Those are among the major findings in a study published by bipartisan fact tank Pew Research Center, US News reported.
"Medians of around seven-in-ten say their countries have become more diverse and that gender equality has increased over the past 20 years," said the authors of the report, which surveyed 30,133 people in 27 countries. "And roughly six-in-ten across the countries surveyed say that family ties have weakened."
Elsewhere, men are more likely than women to say gender equality has increased, according to the survey. Countries that showed the greatest differences between men and women's views on gender equality include Germany, Japan, the United Kingdom, South Korea and Canada.

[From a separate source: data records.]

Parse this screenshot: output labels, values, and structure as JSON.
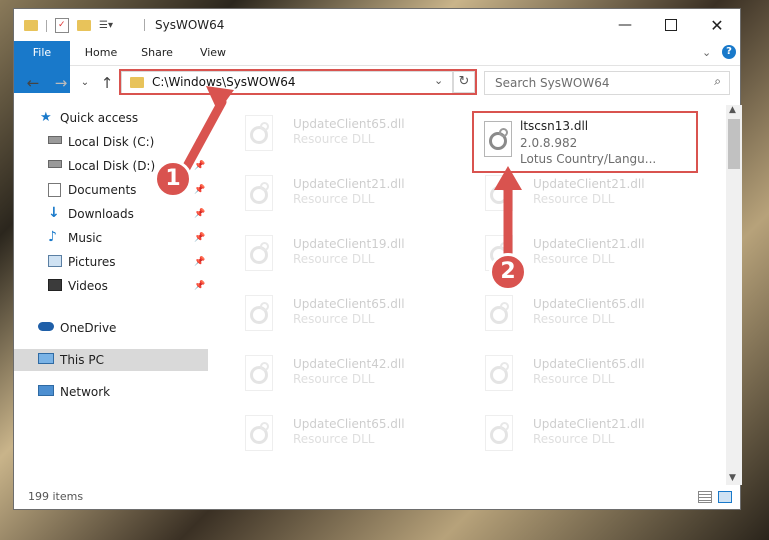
{
  "window": {
    "title": "SysWOW64"
  },
  "ribbon": {
    "tabs": [
      "File",
      "Home",
      "Share",
      "View"
    ]
  },
  "address": {
    "path": "C:\\Windows\\SysWOW64"
  },
  "search": {
    "placeholder": "Search SysWOW64"
  },
  "sidebar": {
    "items": [
      {
        "label": "Quick access",
        "icon": "star-icon",
        "pinned": false
      },
      {
        "label": "Local Disk (C:)",
        "icon": "drive-icon",
        "pinned": true
      },
      {
        "label": "Local Disk (D:)",
        "icon": "drive-icon",
        "pinned": true
      },
      {
        "label": "Documents",
        "icon": "documents-icon",
        "pinned": true
      },
      {
        "label": "Downloads",
        "icon": "download-icon",
        "pinned": true
      },
      {
        "label": "Music",
        "icon": "music-icon",
        "pinned": true
      },
      {
        "label": "Pictures",
        "icon": "pictures-icon",
        "pinned": true
      },
      {
        "label": "Videos",
        "icon": "videos-icon",
        "pinned": true
      },
      {
        "label": "OneDrive",
        "icon": "cloud-icon",
        "pinned": false
      },
      {
        "label": "This PC",
        "icon": "computer-icon",
        "pinned": false,
        "selected": true
      },
      {
        "label": "Network",
        "icon": "network-icon",
        "pinned": false
      }
    ]
  },
  "files": [
    {
      "name": "UpdateClient65.dll",
      "type": "Resource DLL"
    },
    {
      "name": "ltscsn13.dll",
      "type": "2.0.8.982",
      "desc": "Lotus Country/Langu...",
      "highlighted": true
    },
    {
      "name": "UpdateClient21.dll",
      "type": "Resource DLL"
    },
    {
      "name": "UpdateClient21.dll",
      "type": "Resource DLL"
    },
    {
      "name": "UpdateClient19.dll",
      "type": "Resource DLL"
    },
    {
      "name": "UpdateClient21.dll",
      "type": "Resource DLL"
    },
    {
      "name": "UpdateClient65.dll",
      "type": "Resource DLL"
    },
    {
      "name": "UpdateClient65.dll",
      "type": "Resource DLL"
    },
    {
      "name": "UpdateClient42.dll",
      "type": "Resource DLL"
    },
    {
      "name": "UpdateClient65.dll",
      "type": "Resource DLL"
    },
    {
      "name": "UpdateClient65.dll",
      "type": "Resource DLL"
    },
    {
      "name": "UpdateClient21.dll",
      "type": "Resource DLL"
    }
  ],
  "status": {
    "count": "199 items"
  },
  "annotations": {
    "step1": "1",
    "step2": "2",
    "color": "#d9534f"
  },
  "colors": {
    "accent": "#1979ca",
    "selection": "#d9d9d9"
  }
}
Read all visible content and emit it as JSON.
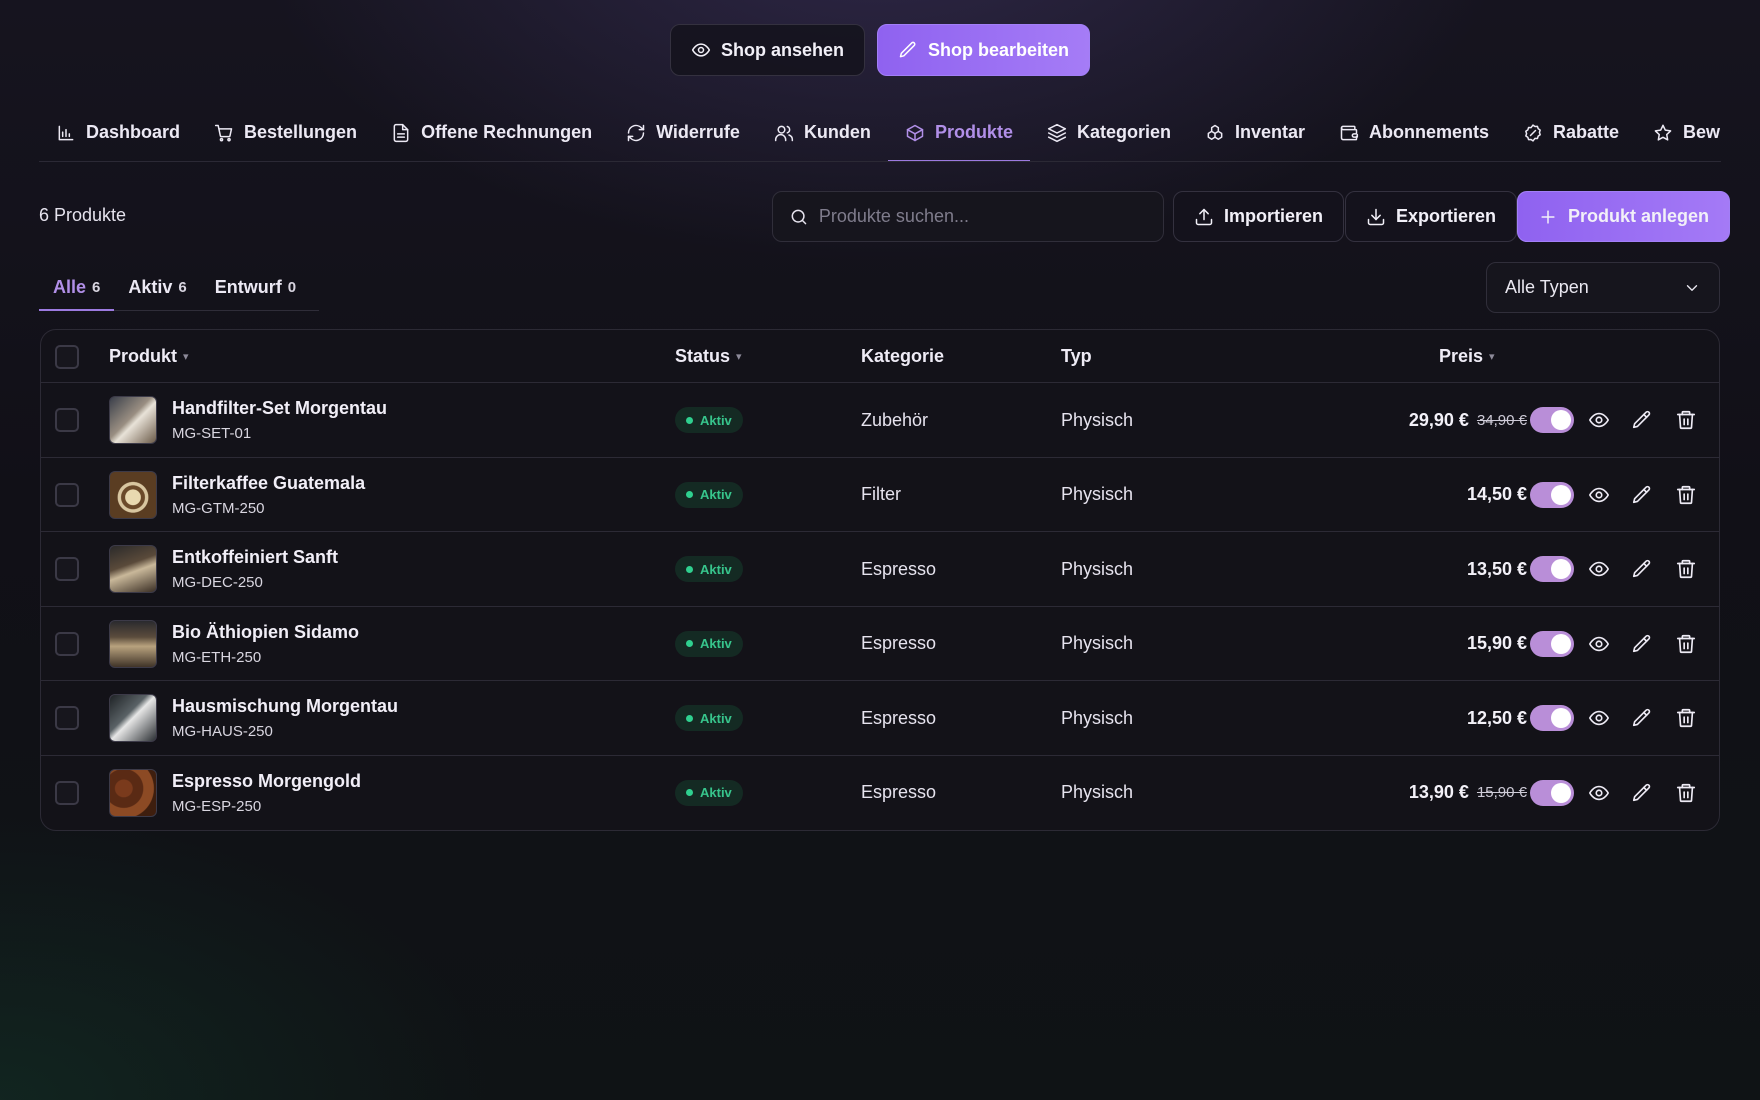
{
  "header": {
    "view_shop": "Shop ansehen",
    "edit_shop": "Shop bearbeiten"
  },
  "nav": {
    "items": [
      {
        "label": "Dashboard",
        "icon": "chart-icon"
      },
      {
        "label": "Bestellungen",
        "icon": "cart-icon"
      },
      {
        "label": "Offene Rechnungen",
        "icon": "document-icon"
      },
      {
        "label": "Widerrufe",
        "icon": "refresh-icon"
      },
      {
        "label": "Kunden",
        "icon": "users-icon"
      },
      {
        "label": "Produkte",
        "icon": "box-icon",
        "active": true
      },
      {
        "label": "Kategorien",
        "icon": "layers-icon"
      },
      {
        "label": "Inventar",
        "icon": "inventory-icon"
      },
      {
        "label": "Abonnements",
        "icon": "wallet-icon"
      },
      {
        "label": "Rabatte",
        "icon": "badge-percent-icon"
      },
      {
        "label": "Bew",
        "icon": "star-icon"
      }
    ]
  },
  "toolbar": {
    "count": "6 Produkte",
    "search_placeholder": "Produkte suchen...",
    "import": "Importieren",
    "export": "Exportieren",
    "create": "Produkt anlegen",
    "type_filter": "Alle Typen"
  },
  "filter_tabs": [
    {
      "label": "Alle",
      "count": "6",
      "active": true
    },
    {
      "label": "Aktiv",
      "count": "6"
    },
    {
      "label": "Entwurf",
      "count": "0"
    }
  ],
  "table": {
    "headers": {
      "product": "Produkt",
      "status": "Status",
      "category": "Kategorie",
      "type": "Typ",
      "price": "Preis"
    },
    "rows": [
      {
        "name": "Handfilter-Set Morgentau",
        "sku": "MG-SET-01",
        "status": "Aktiv",
        "category": "Zubehör",
        "type": "Physisch",
        "price": "29,90 €",
        "old_price": "34,90 €",
        "enabled": true
      },
      {
        "name": "Filterkaffee Guatemala",
        "sku": "MG-GTM-250",
        "status": "Aktiv",
        "category": "Filter",
        "type": "Physisch",
        "price": "14,50 €",
        "old_price": "",
        "enabled": true
      },
      {
        "name": "Entkoffeiniert Sanft",
        "sku": "MG-DEC-250",
        "status": "Aktiv",
        "category": "Espresso",
        "type": "Physisch",
        "price": "13,50 €",
        "old_price": "",
        "enabled": true
      },
      {
        "name": "Bio Äthiopien Sidamo",
        "sku": "MG-ETH-250",
        "status": "Aktiv",
        "category": "Espresso",
        "type": "Physisch",
        "price": "15,90 €",
        "old_price": "",
        "enabled": true
      },
      {
        "name": "Hausmischung Morgentau",
        "sku": "MG-HAUS-250",
        "status": "Aktiv",
        "category": "Espresso",
        "type": "Physisch",
        "price": "12,50 €",
        "old_price": "",
        "enabled": true
      },
      {
        "name": "Espresso Morgengold",
        "sku": "MG-ESP-250",
        "status": "Aktiv",
        "category": "Espresso",
        "type": "Physisch",
        "price": "13,90 €",
        "old_price": "15,90 €",
        "enabled": true
      }
    ]
  },
  "colors": {
    "accent": "#9c6ef2",
    "active_tab": "#b18fe8",
    "status_green": "#2fd08f",
    "toggle_on": "#b98ed8"
  }
}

And while a median of 64 percent of survey respondents favor more gender equality, just 45 percent support greater diversity, according to the report. Among the major findings from the survey:
People in Sweden lead other countries for the level of support expressed for greater gender equality. Slightly more than eight in 10 people favor more gender equality. More than half of those surveyed also said they favor more diversity.
Other countries where respondents express strong support for increased gender equality include India, Australia, South Korea, France, Canada, the UK, Indonesia, the US and Kenya. Countries registering the lowest levels of support for increased gender equality is Hungary (29 percent), Russia (40 percent), the Philippines (42 percent) and Tunisia (44 percent).
A median of 37 percent of those surveyed say religion plays a less important role in their countries than it did 20 years ago; 27 percent say it now plays a more important role.
Countries where people most strongly oppose religion playing a more important role in society include Sweden, France, the Netherlands, Spain and Germany. By contrast, countries where opposition to religion playing a more important role in society is weakest include less than 10 percent include Indonesia, Tunisia, the Philippines, South Africa, Kenya and Nigeria.
Nearly six in 10 (58 percent) people in the 27 countries surveyed say family ties have weakened in the past 20 years. Countries where that belief is strongest include South Korea (83 percent), Tunisia (74 percent), Poland (67 percent) and the US (64 percent).
Southeast Asia provided notable exceptions to the general belief in weakening family ties. Majorities in both Indonesia (61 percent) and the Philippines (52 percent) say family ties are actually strengthening.
The survey results are the latest findings Pew has published on cultural change and the aspects of globalization's impact on economies and public opinion in countries. The survey was conducted in the spring of 2018.